Liberty in This Season of Giving

in Liberator Online by Michael Cloud Comments are off

(From the Persuasion Powerpoint section in Volume 19, No. 25 of the Liberator Online. Subscribe here!)

Want to give your family and friends a gift they’ll treasure?

Want to shower them with values beyond measure?

Freely email them three or four of the most thought-provoking libertarian essays that you’ve read in the last six months. From the Liberator Online, LewRockwell.com, FEE, Reason, the Libertarian Party, or other sources you like and trust.

Freely email them links to the best SHORT (4-8 minutes) persuasive libertarian videos posted on YouTube.
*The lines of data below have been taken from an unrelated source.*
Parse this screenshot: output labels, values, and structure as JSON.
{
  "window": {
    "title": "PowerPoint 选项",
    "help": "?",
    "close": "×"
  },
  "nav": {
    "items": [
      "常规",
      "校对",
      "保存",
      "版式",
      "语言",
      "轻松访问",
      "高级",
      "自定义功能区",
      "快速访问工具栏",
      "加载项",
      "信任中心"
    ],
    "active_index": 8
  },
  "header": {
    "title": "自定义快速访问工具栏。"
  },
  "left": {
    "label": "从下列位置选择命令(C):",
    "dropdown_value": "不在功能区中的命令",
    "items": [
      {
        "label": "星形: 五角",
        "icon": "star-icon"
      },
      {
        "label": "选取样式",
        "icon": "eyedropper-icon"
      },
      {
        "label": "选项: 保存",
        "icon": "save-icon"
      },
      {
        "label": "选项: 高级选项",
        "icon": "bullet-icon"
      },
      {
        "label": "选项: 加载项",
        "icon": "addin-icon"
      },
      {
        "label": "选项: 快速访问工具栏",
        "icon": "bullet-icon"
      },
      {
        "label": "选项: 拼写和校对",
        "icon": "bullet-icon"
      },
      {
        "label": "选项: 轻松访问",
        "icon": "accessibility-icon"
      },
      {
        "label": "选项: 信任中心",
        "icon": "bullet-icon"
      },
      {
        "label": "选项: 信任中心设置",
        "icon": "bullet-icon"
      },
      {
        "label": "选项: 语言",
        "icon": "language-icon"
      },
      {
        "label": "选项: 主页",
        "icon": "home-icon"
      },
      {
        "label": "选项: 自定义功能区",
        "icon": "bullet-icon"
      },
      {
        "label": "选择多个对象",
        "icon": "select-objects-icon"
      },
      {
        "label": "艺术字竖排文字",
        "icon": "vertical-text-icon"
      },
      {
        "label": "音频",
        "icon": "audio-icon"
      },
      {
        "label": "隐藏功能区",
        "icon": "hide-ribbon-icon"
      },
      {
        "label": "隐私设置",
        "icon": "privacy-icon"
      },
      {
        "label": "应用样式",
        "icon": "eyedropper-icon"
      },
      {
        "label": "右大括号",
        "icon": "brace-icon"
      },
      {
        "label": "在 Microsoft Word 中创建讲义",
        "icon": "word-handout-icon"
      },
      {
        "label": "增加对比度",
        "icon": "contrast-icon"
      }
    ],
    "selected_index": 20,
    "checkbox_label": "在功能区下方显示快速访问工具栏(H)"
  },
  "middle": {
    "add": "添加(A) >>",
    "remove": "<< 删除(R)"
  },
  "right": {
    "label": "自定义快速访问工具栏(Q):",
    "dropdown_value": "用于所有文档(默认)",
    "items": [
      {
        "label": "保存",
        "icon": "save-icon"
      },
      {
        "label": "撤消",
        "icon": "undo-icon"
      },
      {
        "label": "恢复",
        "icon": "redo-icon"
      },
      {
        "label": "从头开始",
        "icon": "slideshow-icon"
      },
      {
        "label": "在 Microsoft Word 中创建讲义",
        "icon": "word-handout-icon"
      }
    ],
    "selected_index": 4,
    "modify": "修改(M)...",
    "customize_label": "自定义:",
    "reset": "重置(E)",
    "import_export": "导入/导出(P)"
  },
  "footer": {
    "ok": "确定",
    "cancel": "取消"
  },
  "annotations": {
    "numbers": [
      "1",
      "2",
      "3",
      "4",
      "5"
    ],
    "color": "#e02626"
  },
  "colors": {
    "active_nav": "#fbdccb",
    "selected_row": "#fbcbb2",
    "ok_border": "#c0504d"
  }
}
Buy and give them copies of a personal, practical, and principled libertarian book. Christmas giftsChoose one that’s appropriate for where they are in their interest in liberty. Some suggestions: Libertarianism in One Lesson, David Bergland’s acclaimed short introduction to libertarianism. Healing Our World, Mary Ruwart’s warm-hearted and well-documented look at libertarianism, or Short Answers to the Tough Questions: Expanded Edition, her essential resource for libertarian activists.  Jim Cox’s entertaining and enlightening book of economic haiku, The Haiku EconomistSecrets of Libertarian Persuasion and Unlocking More Secrets of Libertarian Persuasion, my two books on the best ways to persuade others to embrace libertarianism. These and many more are offered at the Advocates for Self-Government online store.

Give the gift of liberty to those you love.
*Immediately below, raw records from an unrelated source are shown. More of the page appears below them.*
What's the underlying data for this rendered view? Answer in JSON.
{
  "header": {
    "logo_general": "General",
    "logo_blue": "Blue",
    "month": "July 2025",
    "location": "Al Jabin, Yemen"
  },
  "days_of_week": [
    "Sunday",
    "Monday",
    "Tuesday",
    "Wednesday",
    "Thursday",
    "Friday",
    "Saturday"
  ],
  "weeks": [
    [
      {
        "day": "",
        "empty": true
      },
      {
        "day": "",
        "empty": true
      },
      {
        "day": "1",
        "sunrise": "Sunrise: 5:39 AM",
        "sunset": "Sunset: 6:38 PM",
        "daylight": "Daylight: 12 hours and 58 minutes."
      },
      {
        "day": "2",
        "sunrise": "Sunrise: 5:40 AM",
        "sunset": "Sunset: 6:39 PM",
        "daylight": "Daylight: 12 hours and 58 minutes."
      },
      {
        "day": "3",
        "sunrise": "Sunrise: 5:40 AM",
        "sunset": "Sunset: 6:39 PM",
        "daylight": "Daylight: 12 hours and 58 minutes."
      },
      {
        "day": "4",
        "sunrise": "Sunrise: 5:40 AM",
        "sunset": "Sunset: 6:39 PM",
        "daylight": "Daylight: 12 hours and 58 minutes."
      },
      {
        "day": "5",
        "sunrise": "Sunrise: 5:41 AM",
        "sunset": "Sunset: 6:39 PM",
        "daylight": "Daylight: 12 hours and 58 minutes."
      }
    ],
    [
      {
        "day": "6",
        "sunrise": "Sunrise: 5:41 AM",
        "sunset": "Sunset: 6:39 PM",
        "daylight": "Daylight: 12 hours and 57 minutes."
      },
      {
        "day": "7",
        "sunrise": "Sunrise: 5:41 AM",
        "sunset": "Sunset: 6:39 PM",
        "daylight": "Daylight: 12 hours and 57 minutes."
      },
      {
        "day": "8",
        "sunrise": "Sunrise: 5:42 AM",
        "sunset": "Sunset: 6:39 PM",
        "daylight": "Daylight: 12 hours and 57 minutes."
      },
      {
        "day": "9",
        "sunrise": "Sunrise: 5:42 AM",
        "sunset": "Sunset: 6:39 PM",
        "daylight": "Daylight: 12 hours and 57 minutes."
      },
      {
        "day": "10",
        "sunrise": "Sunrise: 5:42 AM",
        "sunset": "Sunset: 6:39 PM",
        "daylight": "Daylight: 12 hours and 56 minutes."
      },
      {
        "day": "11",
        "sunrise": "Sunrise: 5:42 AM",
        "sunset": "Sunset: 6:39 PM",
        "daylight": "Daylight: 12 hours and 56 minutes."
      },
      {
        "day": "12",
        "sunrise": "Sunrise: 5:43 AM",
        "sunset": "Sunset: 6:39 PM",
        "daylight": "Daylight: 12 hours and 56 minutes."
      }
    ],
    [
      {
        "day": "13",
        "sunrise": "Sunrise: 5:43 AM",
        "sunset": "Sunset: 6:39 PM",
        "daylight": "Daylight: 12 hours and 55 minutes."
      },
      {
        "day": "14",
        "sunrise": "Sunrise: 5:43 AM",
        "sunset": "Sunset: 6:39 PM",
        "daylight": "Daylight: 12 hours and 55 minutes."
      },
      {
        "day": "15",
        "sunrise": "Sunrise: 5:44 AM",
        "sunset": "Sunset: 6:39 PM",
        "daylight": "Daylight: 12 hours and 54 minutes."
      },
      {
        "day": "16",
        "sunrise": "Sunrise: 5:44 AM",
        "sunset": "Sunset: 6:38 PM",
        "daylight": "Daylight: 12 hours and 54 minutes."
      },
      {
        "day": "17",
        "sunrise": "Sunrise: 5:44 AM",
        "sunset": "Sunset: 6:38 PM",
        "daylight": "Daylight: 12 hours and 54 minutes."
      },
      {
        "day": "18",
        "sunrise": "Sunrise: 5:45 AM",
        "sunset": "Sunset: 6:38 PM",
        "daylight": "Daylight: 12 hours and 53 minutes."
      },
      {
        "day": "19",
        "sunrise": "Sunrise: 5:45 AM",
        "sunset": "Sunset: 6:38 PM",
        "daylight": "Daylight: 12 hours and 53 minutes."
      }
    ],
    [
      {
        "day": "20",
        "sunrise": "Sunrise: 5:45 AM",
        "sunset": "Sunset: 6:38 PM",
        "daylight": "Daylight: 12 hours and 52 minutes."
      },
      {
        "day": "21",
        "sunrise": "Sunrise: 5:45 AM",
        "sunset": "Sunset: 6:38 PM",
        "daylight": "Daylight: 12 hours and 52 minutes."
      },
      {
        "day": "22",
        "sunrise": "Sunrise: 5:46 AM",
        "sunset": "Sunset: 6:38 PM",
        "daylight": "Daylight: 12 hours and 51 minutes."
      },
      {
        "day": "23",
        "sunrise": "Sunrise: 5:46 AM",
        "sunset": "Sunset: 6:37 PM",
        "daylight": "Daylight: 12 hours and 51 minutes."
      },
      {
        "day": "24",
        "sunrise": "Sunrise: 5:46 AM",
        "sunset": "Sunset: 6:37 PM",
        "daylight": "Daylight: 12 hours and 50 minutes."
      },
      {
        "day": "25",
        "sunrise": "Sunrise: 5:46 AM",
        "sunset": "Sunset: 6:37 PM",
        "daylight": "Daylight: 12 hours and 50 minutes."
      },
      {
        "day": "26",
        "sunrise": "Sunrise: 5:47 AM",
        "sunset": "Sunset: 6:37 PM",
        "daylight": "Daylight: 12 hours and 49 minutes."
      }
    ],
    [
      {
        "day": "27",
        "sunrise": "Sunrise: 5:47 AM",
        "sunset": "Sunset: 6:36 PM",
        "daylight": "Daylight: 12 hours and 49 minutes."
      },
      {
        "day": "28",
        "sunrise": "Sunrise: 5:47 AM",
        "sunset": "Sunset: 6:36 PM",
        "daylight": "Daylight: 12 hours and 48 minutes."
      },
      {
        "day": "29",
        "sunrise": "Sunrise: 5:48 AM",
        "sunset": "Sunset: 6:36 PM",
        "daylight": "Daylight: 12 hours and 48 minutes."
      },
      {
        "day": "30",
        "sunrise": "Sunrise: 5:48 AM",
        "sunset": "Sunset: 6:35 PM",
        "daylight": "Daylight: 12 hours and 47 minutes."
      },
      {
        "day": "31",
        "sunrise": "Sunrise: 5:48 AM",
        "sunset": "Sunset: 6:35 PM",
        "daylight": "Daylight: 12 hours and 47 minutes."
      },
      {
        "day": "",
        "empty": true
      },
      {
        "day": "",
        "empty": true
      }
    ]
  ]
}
It’s the gift they will cherish year after year.

Cosmic Bowling, Gutterballs and Liberty

in Communicating Liberty, Liberator Online, One Minute Liberty Tip by Sharon Harris Comments are off

(From the President’s Corner section in Volume 19, No. 13 of the Liberator Online. Subscribe here!)

A couple of weeks ago I found myself giving bowling lessons — of a sort — to a Sharon Harris - Bowlinggroup of bright young libertarians.

More specifically, I demonstrated to them the fine art of… throwing gutterballs. Over and over. Right and left. How embarrassing!

Thankfully, I wasn’t there to teach these young libertarians bowling. The bowling event — “Cosmic Bowling” — was just a fun extracurricular evening activity at the Foundation for Economic Education’s “Communicating Liberty 2014: Advanced Training” seminar in Atlanta. This great event brought libertarian communication ideas to some of the brightest young minds in the liberty movement.

Forty outstanding student alumni of the Foundation for Economic Education (FEE) summer programs attended the invitation-only event. Without exception, the students I met and talked with were smart, articulate, and enthusiastic proponents of the ideas of liberty. What a joy it was to meet them!

Communication Training - AtlantaI had the pleasure of giving a libertarian communication workshop — sharing the very best tools, techniques and tips on communicating the ideas of liberty. The students were eager to learn and practice the libertarian communication essentials I presented.

FEE brought together a truly outstanding combination of student leaders and libertarian communicators. Speakers included Bob Ewing of the Mercatus Center, Anna Ridge of the Charles Koch Institute, and of course Lawrence Reed, president of FEE and one of the finest spokesmen for liberty of our time.

I left the event humbled by my bowling abilities — but excited about the future of liberty in America. With such gifted and enthusiastic young people gearing up to be the liberty leaders of the next generation, the future looks bright indeed!

FEE is doing outstanding work with its outreach to young people, and I was proud to be a part of this great program. FEE is the oldest libertarian think tank in America — it is impossible to imagine today’s libertarian movement without its pioneering work — and it continues to do cutting-edge essential work in educating the public and reaching out to rising young libertarian leaders to prepare them to be ambassadors for liberty.

I strongly recommend that Liberator Online readers learn more about the great things FEE is doing.

To learn more about Advocates libertarian communication workshops, visit here.